Lift every line from the entries that includes the word "Choose".

(Data for this task begins)

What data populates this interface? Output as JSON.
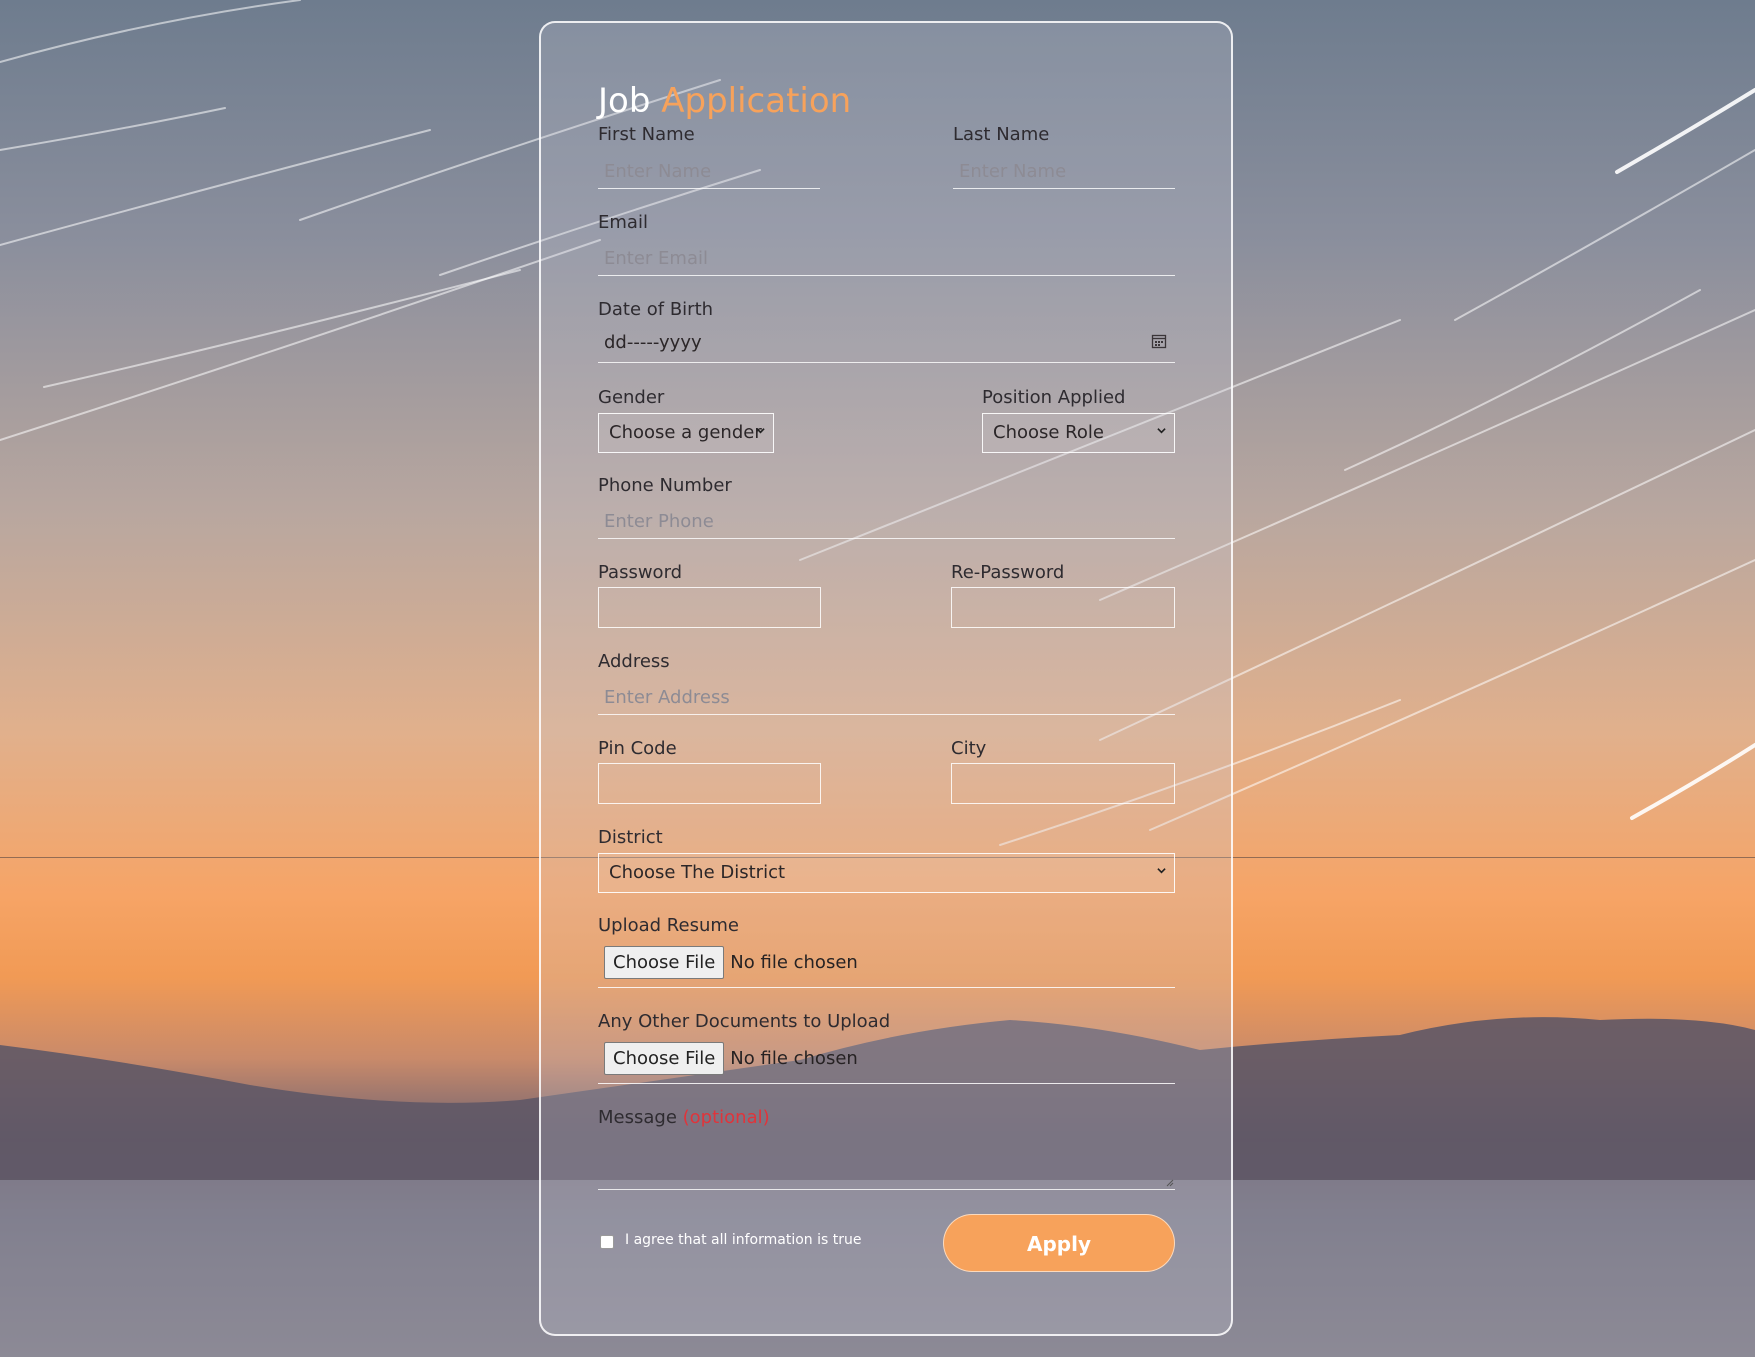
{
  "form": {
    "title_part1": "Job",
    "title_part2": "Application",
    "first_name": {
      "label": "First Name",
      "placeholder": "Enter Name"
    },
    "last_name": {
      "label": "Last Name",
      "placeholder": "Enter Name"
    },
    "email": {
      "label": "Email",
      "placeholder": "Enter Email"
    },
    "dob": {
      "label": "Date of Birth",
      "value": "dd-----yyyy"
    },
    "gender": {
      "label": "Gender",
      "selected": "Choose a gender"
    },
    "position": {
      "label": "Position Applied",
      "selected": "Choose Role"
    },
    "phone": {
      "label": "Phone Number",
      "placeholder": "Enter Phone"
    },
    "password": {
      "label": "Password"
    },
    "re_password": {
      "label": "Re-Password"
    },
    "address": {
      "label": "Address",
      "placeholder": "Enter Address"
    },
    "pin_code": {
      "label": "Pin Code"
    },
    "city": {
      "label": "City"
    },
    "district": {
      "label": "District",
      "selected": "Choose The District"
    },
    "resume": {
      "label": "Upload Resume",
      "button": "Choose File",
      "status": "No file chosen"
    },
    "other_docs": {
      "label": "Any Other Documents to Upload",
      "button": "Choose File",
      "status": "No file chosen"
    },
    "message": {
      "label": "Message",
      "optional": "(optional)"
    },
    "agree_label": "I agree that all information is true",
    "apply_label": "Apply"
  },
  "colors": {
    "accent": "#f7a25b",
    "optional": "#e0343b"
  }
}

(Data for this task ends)
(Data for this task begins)

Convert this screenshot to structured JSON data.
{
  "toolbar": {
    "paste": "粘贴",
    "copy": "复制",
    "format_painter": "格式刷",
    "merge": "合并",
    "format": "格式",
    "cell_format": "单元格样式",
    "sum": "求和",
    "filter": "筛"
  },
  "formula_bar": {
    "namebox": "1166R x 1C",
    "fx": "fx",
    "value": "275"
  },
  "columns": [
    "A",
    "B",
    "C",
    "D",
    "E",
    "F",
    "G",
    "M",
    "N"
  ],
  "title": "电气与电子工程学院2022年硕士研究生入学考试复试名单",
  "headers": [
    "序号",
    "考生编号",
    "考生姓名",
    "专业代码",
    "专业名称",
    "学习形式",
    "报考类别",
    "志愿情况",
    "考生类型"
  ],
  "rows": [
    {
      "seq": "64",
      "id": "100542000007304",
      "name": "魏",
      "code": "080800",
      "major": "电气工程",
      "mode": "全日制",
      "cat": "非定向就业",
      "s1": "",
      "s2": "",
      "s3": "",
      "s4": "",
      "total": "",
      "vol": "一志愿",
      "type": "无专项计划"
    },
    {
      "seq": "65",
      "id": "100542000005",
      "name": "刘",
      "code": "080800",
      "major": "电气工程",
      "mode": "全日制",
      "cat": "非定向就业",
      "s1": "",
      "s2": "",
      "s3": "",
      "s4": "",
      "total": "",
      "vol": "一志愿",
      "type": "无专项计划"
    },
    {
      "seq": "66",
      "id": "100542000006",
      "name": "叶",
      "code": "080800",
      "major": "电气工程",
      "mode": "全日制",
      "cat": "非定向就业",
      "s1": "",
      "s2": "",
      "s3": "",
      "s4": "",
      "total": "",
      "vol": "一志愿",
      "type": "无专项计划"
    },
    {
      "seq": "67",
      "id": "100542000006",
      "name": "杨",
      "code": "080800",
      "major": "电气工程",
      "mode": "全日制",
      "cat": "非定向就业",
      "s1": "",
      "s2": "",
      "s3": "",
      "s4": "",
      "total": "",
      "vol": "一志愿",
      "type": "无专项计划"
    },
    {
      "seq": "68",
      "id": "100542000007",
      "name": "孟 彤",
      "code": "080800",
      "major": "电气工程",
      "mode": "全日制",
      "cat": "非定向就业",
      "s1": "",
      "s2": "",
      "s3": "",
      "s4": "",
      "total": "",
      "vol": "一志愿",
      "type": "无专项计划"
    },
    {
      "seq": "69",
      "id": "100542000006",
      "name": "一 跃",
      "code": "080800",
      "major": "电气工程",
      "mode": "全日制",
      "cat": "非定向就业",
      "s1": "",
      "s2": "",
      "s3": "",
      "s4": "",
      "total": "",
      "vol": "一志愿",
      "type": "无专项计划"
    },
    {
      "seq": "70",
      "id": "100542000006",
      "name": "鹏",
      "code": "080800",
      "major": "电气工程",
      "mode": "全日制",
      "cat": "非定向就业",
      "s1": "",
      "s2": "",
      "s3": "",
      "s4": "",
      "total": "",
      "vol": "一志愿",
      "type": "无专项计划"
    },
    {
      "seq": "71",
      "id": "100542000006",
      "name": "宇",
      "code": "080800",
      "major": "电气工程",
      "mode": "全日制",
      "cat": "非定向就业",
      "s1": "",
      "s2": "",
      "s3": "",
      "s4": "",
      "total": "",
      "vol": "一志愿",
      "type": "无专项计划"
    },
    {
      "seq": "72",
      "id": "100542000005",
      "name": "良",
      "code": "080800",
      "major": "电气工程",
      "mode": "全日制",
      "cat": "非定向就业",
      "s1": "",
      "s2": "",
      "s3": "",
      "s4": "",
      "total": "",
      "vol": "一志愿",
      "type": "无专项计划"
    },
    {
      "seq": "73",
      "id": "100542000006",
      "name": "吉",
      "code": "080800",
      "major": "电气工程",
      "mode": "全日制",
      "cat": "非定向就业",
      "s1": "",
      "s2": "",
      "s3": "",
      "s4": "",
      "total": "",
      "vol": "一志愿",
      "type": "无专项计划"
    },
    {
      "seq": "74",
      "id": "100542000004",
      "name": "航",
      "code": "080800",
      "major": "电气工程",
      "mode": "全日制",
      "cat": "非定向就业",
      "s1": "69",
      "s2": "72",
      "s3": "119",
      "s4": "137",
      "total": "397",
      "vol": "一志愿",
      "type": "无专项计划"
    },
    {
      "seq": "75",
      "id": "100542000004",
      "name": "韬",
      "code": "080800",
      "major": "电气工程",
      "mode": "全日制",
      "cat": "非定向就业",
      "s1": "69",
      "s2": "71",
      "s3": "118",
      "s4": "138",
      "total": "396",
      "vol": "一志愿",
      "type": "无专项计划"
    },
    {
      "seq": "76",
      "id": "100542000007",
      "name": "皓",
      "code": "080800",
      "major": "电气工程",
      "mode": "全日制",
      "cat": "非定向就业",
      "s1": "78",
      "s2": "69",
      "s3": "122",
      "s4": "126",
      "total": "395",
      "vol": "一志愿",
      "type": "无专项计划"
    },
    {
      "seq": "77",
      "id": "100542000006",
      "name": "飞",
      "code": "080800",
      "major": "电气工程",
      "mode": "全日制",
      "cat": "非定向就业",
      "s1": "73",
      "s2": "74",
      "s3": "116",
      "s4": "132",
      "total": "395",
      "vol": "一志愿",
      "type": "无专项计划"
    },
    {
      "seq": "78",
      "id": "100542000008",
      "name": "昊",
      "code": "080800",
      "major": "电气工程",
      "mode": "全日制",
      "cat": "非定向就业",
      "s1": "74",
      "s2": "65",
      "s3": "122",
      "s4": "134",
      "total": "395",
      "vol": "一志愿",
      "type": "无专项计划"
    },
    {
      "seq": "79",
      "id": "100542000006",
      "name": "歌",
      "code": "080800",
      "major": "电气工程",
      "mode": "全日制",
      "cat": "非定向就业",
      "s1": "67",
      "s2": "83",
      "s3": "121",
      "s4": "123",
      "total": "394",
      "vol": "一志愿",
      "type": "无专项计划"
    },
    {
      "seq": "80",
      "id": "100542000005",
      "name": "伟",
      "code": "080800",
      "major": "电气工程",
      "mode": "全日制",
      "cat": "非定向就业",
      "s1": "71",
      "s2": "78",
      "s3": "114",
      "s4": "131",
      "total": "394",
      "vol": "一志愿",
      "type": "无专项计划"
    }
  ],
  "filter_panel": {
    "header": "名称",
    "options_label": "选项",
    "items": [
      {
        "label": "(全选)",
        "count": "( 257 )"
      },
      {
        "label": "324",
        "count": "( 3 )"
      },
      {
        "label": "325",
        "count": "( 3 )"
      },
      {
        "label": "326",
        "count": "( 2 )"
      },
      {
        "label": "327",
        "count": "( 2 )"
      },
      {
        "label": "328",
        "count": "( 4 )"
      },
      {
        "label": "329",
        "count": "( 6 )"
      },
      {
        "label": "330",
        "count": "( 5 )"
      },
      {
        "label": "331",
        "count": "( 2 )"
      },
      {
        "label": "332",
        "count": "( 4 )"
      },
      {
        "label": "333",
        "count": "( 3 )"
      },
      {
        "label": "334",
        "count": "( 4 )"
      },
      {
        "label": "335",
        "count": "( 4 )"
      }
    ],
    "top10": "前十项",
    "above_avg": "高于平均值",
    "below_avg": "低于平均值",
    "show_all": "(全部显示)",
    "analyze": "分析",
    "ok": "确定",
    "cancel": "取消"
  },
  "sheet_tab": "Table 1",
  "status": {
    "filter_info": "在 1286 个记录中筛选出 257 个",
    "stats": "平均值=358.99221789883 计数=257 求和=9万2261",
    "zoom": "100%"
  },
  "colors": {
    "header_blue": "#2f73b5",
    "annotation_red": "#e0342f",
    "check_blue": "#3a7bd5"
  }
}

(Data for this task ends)

→ **Result of this task**
      "selected": "Choose a gender"
      "selected": "Choose Role"
      "selected": "Choose The District"
      "button": "Choose File",
      "button": "Choose File",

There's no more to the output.